═══ Data listing ═══

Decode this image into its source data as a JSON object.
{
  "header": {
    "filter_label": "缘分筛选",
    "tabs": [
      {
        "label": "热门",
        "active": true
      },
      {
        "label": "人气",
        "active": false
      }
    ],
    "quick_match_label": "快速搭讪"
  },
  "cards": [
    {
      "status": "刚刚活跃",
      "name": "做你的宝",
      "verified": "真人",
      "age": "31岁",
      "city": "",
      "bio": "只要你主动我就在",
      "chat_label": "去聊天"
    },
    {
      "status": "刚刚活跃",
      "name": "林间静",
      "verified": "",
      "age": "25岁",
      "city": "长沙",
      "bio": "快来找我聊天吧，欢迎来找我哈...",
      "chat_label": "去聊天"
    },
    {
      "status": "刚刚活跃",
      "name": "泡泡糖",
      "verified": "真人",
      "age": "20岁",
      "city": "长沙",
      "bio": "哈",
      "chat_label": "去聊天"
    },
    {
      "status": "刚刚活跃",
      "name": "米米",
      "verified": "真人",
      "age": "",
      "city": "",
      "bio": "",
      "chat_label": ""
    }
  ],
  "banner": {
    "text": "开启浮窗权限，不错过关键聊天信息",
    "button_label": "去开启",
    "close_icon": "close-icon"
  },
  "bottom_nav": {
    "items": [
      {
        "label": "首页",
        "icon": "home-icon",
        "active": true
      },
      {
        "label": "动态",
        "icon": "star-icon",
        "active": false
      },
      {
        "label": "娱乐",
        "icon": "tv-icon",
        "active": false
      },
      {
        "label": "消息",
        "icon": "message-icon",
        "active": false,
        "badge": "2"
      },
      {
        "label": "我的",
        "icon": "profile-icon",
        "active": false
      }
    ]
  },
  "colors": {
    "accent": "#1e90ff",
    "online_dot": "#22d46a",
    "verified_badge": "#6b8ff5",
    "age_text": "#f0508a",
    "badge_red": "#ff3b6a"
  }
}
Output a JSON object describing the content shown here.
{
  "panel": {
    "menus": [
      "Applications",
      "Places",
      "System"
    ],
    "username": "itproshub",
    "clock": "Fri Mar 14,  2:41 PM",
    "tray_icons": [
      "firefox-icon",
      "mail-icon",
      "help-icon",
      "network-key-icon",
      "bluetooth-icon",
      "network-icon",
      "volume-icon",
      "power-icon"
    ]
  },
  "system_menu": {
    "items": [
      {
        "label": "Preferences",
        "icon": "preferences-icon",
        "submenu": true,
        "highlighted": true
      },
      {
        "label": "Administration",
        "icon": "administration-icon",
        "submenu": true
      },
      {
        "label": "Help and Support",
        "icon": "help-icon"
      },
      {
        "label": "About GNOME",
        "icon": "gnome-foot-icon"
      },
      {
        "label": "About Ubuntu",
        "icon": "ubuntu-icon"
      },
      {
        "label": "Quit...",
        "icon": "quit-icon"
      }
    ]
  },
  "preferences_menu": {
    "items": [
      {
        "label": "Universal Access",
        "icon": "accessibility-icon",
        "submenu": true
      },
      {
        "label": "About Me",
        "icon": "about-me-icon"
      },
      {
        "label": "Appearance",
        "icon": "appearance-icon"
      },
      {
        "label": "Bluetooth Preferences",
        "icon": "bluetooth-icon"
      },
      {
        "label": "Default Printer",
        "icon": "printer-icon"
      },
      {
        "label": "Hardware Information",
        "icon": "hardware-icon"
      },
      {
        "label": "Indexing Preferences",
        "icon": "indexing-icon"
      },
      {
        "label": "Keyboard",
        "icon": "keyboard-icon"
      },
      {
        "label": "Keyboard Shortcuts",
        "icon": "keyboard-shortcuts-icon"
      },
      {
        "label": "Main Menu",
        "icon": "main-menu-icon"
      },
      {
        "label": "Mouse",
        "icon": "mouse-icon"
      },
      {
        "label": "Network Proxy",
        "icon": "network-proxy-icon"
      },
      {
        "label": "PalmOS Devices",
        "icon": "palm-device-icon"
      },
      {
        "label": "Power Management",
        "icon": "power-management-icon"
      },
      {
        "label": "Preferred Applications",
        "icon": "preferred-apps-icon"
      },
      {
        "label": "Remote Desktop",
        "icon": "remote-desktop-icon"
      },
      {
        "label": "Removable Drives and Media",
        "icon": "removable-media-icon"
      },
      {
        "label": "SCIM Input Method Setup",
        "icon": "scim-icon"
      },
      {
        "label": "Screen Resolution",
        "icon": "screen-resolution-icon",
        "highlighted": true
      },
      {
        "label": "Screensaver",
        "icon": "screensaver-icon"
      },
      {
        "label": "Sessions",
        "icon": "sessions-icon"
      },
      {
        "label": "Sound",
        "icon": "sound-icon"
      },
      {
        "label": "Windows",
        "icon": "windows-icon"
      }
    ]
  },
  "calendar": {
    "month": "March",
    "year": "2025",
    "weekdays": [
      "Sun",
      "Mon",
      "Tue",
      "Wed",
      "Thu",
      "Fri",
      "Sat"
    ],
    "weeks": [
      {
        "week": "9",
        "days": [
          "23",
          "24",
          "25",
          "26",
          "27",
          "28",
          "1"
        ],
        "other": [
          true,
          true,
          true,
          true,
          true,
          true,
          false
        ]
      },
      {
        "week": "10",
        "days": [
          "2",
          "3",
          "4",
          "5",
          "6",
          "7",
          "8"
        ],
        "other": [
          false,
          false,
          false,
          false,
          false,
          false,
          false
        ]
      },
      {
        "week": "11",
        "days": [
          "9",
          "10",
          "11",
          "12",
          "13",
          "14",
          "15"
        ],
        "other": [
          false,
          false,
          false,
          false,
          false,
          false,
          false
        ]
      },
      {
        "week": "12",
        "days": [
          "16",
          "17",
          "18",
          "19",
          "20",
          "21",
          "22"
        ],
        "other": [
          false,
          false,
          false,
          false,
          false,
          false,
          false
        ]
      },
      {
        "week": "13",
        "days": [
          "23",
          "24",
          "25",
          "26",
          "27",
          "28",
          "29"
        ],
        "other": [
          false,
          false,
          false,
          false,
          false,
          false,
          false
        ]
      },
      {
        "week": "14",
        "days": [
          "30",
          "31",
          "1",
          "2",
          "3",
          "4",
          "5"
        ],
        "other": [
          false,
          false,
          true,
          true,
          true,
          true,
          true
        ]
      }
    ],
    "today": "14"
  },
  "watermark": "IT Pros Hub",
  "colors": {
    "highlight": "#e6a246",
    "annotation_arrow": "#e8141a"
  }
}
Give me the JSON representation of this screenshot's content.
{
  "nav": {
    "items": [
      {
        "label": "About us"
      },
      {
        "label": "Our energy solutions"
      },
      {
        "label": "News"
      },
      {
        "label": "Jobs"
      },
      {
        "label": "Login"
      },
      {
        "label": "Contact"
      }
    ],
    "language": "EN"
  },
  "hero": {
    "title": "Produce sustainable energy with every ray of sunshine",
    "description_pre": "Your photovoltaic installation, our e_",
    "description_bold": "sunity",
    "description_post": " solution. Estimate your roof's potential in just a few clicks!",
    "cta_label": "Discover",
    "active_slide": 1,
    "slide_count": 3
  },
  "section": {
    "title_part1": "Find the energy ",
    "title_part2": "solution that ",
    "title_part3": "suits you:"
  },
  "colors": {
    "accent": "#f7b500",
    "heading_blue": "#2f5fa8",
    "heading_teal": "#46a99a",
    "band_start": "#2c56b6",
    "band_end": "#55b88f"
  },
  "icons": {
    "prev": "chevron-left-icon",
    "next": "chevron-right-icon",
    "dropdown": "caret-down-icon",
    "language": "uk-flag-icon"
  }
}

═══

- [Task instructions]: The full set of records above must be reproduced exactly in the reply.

- [Response area]:
Decode this image into its source data as a JSON object.
{
  "header": {
    "filter_label": "缘分筛选",
    "tabs": [
      {
        "label": "热门",
        "active": true
      },
      {
        "label": "人气",
        "active": false
      }
    ],
    "quick_match_label": "快速搭讪"
  },
  "cards": [
    {
      "status": "刚刚活跃",
      "name": "做你的宝",
      "verified": "真人",
      "age": "31岁",
      "city": "",
      "bio": "只要你主动我就在",
      "chat_label": "去聊天"
    },
    {
      "status": "刚刚活跃",
      "name": "林间静",
      "verified": "",
      "age": "25岁",
      "city": "长沙",
      "bio": "快来找我聊天吧，欢迎来找我哈...",
      "chat_label": "去聊天"
    },
    {
      "status": "刚刚活跃",
      "name": "泡泡糖",
      "verified": "真人",
      "age": "20岁",
      "city": "长沙",
      "bio": "哈",
      "chat_label": "去聊天"
    },
    {
      "status": "刚刚活跃",
      "name": "米米",
      "verified": "真人",
      "age": "",
      "city": "",
      "bio": "",
      "chat_label": ""
    }
  ],
  "banner": {
    "text": "开启浮窗权限，不错过关键聊天信息",
    "button_label": "去开启",
    "close_icon": "close-icon"
  },
  "bottom_nav": {
    "items": [
      {
        "label": "首页",
        "icon": "home-icon",
        "active": true
      },
      {
        "label": "动态",
        "icon": "star-icon",
        "active": false
      },
      {
        "label": "娱乐",
        "icon": "tv-icon",
        "active": false
      },
      {
        "label": "消息",
        "icon": "message-icon",
        "active": false,
        "badge": "2"
      },
      {
        "label": "我的",
        "icon": "profile-icon",
        "active": false
      }
    ]
  },
  "colors": {
    "accent": "#1e90ff",
    "online_dot": "#22d46a",
    "verified_badge": "#6b8ff5",
    "age_text": "#f0508a",
    "badge_red": "#ff3b6a"
  }
}
Output a JSON object describing the content shown here.
{
  "panel": {
    "menus": [
      "Applications",
      "Places",
      "System"
    ],
    "username": "itproshub",
    "clock": "Fri Mar 14,  2:41 PM",
    "tray_icons": [
      "firefox-icon",
      "mail-icon",
      "help-icon",
      "network-key-icon",
      "bluetooth-icon",
      "network-icon",
      "volume-icon",
      "power-icon"
    ]
  },
  "system_menu": {
    "items": [
      {
        "label": "Preferences",
        "icon": "preferences-icon",
        "submenu": true,
        "highlighted": true
      },
      {
        "label": "Administration",
        "icon": "administration-icon",
        "submenu": true
      },
      {
        "label": "Help and Support",
        "icon": "help-icon"
      },
      {
        "label": "About GNOME",
        "icon": "gnome-foot-icon"
      },
      {
        "label": "About Ubuntu",
        "icon": "ubuntu-icon"
      },
      {
        "label": "Quit...",
        "icon": "quit-icon"
      }
    ]
  },
  "preferences_menu": {
    "items": [
      {
        "label": "Universal Access",
        "icon": "accessibility-icon",
        "submenu": true
      },
      {
        "label": "About Me",
        "icon": "about-me-icon"
      },
      {
        "label": "Appearance",
        "icon": "appearance-icon"
      },
      {
        "label": "Bluetooth Preferences",
        "icon": "bluetooth-icon"
      },
      {
        "label": "Default Printer",
        "icon": "printer-icon"
      },
      {
        "label": "Hardware Information",
        "icon": "hardware-icon"
      },
      {
        "label": "Indexing Preferences",
        "icon": "indexing-icon"
      },
      {
        "label": "Keyboard",
        "icon": "keyboard-icon"
      },
      {
        "label": "Keyboard Shortcuts",
        "icon": "keyboard-shortcuts-icon"
      },
      {
        "label": "Main Menu",
        "icon": "main-menu-icon"
      },
      {
        "label": "Mouse",
        "icon": "mouse-icon"
      },
      {
        "label": "Network Proxy",
        "icon": "network-proxy-icon"
      },
      {
        "label": "PalmOS Devices",
        "icon": "palm-device-icon"
      },
      {
        "label": "Power Management",
        "icon": "power-management-icon"
      },
      {
        "label": "Preferred Applications",
        "icon": "preferred-apps-icon"
      },
      {
        "label": "Remote Desktop",
        "icon": "remote-desktop-icon"
      },
      {
        "label": "Removable Drives and Media",
        "icon": "removable-media-icon"
      },
      {
        "label": "SCIM Input Method Setup",
        "icon": "scim-icon"
      },
      {
        "label": "Screen Resolution",
        "icon": "screen-resolution-icon",
        "highlighted": true
      },
      {
        "label": "Screensaver",
        "icon": "screensaver-icon"
      },
      {
        "label": "Sessions",
        "icon": "sessions-icon"
      },
      {
        "label": "Sound",
        "icon": "sound-icon"
      },
      {
        "label": "Windows",
        "icon": "windows-icon"
      }
    ]
  },
  "calendar": {
    "month": "March",
    "year": "2025",
    "weekdays": [
      "Sun",
      "Mon",
      "Tue",
      "Wed",
      "Thu",
      "Fri",
      "Sat"
    ],
    "weeks": [
      {
        "week": "9",
        "days": [
          "23",
          "24",
          "25",
          "26",
          "27",
          "28",
          "1"
        ],
        "other": [
          true,
          true,
          true,
          true,
          true,
          true,
          false
        ]
      },
      {
        "week": "10",
        "days": [
          "2",
          "3",
          "4",
          "5",
          "6",
          "7",
          "8"
        ],
        "other": [
          false,
          false,
          false,
          false,
          false,
          false,
          false
        ]
      },
      {
        "week": "11",
        "days": [
          "9",
          "10",
          "11",
          "12",
          "13",
          "14",
          "15"
        ],
        "other": [
          false,
          false,
          false,
          false,
          false,
          false,
          false
        ]
      },
      {
        "week": "12",
        "days": [
          "16",
          "17",
          "18",
          "19",
          "20",
          "21",
          "22"
        ],
        "other": [
          false,
          false,
          false,
          false,
          false,
          false,
          false
        ]
      },
      {
        "week": "13",
        "days": [
          "23",
          "24",
          "25",
          "26",
          "27",
          "28",
          "29"
        ],
        "other": [
          false,
          false,
          false,
          false,
          false,
          false,
          false
        ]
      },
      {
        "week": "14",
        "days": [
          "30",
          "31",
          "1",
          "2",
          "3",
          "4",
          "5"
        ],
        "other": [
          false,
          false,
          true,
          true,
          true,
          true,
          true
        ]
      }
    ],
    "today": "14"
  },
  "watermark": "IT Pros Hub",
  "colors": {
    "highlight": "#e6a246",
    "annotation_arrow": "#e8141a"
  }
}
Give me the JSON representation of this screenshot's content.
{
  "nav": {
    "items": [
      {
        "label": "About us"
      },
      {
        "label": "Our energy solutions"
      },
      {
        "label": "News"
      },
      {
        "label": "Jobs"
      },
      {
        "label": "Login"
      },
      {
        "label": "Contact"
      }
    ],
    "language": "EN"
  },
  "hero": {
    "title": "Produce sustainable energy with every ray of sunshine",
    "description_pre": "Your photovoltaic installation, our e_",
    "description_bold": "sunity",
    "description_post": " solution. Estimate your roof's potential in just a few clicks!",
    "cta_label": "Discover",
    "active_slide": 1,
    "slide_count": 3
  },
  "section": {
    "title_part1": "Find the energy ",
    "title_part2": "solution that ",
    "title_part3": "suits you:"
  },
  "colors": {
    "accent": "#f7b500",
    "heading_blue": "#2f5fa8",
    "heading_teal": "#46a99a",
    "band_start": "#2c56b6",
    "band_end": "#55b88f"
  },
  "icons": {
    "prev": "chevron-left-icon",
    "next": "chevron-right-icon",
    "dropdown": "caret-down-icon",
    "language": "uk-flag-icon"
  }
}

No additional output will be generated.